| Data shown |
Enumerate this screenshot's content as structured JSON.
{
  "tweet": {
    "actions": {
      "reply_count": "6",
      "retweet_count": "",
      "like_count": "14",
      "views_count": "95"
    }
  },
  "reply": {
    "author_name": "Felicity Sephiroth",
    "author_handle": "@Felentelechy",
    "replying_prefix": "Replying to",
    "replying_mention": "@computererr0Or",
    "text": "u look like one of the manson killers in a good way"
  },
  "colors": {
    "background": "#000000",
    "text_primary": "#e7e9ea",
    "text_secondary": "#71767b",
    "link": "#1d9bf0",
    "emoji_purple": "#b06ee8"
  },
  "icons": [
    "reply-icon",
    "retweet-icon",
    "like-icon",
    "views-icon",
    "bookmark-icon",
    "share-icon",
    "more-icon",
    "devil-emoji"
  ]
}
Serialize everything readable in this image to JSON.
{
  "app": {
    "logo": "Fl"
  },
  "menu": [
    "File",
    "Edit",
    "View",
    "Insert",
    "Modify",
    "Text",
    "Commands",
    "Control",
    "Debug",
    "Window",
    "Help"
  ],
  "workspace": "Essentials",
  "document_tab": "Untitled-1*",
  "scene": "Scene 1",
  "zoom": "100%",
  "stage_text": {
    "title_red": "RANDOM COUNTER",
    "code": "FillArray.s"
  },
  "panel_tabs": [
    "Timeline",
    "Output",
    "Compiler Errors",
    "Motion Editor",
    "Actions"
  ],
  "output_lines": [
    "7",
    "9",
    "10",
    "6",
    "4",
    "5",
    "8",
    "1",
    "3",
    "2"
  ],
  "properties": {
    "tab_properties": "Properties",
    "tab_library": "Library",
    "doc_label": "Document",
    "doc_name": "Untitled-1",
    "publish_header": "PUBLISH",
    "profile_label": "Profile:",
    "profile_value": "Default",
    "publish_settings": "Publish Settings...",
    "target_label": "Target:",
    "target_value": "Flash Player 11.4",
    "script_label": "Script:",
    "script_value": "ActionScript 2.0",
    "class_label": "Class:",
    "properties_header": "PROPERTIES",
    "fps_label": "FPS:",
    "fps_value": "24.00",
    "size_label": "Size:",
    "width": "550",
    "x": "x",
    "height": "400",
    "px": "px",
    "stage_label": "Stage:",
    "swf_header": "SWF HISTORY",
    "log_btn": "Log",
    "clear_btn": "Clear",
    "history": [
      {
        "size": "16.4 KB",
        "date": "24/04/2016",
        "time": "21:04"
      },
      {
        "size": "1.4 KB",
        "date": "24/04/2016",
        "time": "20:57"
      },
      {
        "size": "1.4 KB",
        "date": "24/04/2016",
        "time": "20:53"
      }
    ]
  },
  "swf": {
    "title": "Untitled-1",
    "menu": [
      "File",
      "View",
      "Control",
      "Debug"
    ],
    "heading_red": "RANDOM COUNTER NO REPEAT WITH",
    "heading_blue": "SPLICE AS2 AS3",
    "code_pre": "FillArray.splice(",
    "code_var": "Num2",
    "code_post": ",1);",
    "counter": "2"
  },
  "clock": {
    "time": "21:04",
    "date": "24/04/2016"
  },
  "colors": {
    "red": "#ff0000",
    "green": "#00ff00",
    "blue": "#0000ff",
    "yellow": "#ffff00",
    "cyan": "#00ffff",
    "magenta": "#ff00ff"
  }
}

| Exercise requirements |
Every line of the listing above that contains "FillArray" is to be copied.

| Your response |
    "code": "FillArray.s"
    "code_pre": "FillArray.splice(",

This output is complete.